**WHAT THIS TASK INVOLVES:** Find the string "None" in the records. Copy each line that has it.

(App and web page records)
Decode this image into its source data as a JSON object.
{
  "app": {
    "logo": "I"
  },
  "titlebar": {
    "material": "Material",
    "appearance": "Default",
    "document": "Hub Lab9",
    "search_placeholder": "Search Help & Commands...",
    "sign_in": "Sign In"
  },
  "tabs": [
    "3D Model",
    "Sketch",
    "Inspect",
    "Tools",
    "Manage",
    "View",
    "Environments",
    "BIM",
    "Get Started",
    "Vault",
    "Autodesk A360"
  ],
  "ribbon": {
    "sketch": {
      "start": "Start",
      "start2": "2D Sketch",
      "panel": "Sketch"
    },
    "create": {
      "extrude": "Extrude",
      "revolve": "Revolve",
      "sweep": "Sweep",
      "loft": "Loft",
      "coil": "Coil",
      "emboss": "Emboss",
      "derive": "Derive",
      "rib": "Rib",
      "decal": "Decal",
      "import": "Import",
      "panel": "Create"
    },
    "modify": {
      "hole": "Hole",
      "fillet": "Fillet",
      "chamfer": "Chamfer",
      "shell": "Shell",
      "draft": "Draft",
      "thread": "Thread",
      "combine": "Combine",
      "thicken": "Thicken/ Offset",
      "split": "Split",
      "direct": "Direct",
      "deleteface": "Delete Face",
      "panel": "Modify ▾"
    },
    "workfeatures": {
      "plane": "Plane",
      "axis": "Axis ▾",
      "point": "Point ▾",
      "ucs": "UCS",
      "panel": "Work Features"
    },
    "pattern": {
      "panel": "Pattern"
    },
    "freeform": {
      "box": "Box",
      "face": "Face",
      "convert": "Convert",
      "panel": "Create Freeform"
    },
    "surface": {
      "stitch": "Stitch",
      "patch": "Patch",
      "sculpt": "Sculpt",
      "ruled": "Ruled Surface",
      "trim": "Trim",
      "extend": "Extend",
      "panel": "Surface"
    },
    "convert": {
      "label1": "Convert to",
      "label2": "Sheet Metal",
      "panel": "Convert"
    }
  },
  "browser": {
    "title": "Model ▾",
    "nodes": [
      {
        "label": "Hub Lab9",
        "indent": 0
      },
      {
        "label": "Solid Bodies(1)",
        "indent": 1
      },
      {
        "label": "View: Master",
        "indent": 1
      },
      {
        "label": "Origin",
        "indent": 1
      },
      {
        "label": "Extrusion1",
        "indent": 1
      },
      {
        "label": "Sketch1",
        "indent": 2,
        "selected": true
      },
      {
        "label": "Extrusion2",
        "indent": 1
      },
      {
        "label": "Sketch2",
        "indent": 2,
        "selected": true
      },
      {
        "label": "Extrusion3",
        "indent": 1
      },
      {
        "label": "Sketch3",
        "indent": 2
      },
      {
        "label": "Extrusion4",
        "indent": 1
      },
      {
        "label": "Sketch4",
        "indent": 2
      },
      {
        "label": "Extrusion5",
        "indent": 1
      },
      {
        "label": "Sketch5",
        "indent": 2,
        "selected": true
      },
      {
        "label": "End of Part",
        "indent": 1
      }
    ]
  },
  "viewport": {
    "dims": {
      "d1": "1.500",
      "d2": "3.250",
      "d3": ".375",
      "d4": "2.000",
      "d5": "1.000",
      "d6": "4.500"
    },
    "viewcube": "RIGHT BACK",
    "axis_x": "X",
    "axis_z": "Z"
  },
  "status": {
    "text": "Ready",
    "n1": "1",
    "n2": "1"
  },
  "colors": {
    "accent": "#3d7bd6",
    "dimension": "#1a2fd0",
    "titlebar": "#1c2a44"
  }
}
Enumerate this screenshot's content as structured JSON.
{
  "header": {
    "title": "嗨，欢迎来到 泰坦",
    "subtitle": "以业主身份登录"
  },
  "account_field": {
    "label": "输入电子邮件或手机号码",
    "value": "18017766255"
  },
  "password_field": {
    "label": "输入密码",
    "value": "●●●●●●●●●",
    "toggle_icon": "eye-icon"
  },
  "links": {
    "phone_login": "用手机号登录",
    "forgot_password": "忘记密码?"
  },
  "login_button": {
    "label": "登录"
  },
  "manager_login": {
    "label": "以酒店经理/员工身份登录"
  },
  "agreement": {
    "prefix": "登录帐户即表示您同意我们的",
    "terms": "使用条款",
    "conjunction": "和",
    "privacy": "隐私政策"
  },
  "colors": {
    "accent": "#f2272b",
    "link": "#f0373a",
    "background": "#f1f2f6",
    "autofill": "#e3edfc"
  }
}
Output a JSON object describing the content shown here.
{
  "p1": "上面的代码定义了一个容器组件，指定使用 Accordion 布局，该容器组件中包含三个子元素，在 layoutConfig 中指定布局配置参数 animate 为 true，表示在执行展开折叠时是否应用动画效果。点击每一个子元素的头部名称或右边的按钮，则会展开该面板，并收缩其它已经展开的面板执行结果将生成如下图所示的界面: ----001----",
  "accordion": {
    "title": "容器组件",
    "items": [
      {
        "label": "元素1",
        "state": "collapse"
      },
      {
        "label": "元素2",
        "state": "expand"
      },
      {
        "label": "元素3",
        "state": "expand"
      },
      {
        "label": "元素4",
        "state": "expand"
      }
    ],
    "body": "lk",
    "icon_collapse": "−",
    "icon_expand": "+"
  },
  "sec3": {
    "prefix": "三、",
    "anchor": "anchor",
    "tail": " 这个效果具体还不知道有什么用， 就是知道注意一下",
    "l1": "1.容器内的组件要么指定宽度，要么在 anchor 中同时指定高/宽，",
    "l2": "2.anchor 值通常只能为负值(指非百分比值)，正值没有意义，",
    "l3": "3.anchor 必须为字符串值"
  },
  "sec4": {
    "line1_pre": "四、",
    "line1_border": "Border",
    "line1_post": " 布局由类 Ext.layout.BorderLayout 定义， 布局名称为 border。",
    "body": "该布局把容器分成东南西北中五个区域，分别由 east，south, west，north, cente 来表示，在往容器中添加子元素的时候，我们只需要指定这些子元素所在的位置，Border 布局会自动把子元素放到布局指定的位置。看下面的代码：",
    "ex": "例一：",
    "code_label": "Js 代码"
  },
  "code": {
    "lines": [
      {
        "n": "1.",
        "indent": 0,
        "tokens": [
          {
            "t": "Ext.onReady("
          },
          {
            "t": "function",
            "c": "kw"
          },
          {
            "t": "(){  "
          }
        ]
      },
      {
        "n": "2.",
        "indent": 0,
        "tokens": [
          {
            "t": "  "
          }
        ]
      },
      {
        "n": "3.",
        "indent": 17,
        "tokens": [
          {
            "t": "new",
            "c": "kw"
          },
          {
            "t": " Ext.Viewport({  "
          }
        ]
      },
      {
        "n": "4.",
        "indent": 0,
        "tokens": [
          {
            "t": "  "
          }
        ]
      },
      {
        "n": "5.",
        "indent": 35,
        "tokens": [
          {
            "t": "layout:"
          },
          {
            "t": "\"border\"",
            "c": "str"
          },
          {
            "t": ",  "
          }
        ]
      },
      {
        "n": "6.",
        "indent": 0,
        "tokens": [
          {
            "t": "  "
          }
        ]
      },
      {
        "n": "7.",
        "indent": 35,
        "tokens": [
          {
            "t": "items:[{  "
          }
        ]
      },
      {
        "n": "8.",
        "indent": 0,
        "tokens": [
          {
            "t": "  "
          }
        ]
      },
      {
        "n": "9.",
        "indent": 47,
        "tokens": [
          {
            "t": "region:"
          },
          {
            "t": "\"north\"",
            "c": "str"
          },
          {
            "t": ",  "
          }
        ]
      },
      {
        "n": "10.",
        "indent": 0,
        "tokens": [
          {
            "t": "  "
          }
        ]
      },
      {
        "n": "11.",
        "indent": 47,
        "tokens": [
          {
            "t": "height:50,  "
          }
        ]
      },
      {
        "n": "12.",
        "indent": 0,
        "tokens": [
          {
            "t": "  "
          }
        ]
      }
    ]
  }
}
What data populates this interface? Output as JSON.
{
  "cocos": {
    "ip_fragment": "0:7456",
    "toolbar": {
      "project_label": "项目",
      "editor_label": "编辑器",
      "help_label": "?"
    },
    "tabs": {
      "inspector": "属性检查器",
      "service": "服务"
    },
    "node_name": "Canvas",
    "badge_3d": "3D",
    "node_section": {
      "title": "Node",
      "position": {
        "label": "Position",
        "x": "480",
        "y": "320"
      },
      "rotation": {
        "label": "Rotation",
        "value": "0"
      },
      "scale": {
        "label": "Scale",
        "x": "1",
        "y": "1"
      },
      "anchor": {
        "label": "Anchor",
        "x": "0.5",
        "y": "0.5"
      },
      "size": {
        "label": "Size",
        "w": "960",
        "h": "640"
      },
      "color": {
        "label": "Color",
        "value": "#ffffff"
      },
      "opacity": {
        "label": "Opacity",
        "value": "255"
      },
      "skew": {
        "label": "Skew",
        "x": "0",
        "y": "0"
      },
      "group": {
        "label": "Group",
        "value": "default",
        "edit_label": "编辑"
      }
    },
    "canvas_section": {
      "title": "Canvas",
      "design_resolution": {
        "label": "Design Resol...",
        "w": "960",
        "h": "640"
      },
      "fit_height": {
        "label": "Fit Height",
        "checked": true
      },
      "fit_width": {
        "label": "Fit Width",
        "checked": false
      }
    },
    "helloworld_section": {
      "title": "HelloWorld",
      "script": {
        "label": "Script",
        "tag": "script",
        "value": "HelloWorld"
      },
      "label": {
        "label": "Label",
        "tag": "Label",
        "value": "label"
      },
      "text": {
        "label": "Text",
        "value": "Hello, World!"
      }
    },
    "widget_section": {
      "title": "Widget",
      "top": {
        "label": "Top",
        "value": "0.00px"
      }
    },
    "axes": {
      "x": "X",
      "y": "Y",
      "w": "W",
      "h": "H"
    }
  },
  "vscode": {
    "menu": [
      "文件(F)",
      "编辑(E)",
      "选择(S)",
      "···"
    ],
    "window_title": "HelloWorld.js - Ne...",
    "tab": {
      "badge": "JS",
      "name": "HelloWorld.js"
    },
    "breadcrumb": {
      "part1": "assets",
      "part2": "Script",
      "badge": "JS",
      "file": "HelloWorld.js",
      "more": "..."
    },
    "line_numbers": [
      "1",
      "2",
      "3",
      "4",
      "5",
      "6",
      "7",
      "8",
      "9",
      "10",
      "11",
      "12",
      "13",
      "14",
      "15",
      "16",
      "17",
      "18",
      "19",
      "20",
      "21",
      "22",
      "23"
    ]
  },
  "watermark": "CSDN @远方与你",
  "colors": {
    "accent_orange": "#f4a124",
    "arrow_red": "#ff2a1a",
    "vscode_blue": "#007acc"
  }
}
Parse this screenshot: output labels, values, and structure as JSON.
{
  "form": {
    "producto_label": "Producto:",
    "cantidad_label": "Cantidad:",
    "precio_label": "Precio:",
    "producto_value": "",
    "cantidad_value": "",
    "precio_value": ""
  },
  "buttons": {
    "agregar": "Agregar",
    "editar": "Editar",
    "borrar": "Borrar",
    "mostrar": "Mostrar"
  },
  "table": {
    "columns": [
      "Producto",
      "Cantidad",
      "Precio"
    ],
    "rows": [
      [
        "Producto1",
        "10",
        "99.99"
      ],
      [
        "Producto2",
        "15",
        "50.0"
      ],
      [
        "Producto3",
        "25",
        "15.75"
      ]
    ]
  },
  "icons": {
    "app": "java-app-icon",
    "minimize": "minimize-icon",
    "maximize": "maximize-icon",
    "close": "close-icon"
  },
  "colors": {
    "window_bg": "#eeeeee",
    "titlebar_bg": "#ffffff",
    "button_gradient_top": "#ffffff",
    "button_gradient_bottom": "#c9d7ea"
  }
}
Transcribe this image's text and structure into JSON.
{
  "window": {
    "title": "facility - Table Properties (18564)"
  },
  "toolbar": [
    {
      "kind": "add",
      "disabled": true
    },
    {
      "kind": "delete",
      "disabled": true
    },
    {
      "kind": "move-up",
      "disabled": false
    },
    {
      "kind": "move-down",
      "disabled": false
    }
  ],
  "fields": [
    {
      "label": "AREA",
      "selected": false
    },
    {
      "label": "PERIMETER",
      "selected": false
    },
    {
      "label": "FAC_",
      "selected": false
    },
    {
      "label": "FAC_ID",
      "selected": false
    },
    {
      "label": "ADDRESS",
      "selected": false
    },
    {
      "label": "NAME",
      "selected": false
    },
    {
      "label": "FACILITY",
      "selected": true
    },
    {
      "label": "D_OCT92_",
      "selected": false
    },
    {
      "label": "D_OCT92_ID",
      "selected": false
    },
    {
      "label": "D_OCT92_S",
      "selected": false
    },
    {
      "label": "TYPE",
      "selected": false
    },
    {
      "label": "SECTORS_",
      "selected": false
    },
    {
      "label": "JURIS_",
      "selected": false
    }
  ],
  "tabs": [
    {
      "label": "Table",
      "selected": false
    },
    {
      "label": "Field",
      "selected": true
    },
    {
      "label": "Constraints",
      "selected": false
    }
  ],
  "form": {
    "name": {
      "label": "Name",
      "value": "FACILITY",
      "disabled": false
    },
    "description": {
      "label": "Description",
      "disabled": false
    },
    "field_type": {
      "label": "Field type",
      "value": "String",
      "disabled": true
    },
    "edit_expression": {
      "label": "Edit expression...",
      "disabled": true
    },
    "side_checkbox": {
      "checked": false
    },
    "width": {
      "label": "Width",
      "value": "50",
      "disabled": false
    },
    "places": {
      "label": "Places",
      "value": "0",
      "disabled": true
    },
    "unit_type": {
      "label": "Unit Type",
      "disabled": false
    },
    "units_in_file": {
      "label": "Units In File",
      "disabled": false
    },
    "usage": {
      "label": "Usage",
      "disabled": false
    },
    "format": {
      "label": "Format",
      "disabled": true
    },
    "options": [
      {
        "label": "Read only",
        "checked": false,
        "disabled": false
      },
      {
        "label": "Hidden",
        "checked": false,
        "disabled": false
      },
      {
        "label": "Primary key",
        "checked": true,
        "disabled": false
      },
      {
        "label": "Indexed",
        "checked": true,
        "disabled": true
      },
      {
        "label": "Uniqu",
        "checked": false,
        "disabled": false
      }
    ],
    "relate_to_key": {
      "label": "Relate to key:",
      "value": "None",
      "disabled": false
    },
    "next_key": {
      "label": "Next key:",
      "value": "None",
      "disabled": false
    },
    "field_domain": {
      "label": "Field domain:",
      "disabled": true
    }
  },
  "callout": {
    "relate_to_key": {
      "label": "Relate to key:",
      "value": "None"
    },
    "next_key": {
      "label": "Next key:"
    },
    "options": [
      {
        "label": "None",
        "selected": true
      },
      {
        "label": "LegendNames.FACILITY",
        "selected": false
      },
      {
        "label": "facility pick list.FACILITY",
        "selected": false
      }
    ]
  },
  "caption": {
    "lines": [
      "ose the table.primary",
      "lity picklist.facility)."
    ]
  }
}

**ANSWER FOR THIS EXERCISE:**
      "value": "None",
      "value": "None",
      "value": "None"
        "label": "None",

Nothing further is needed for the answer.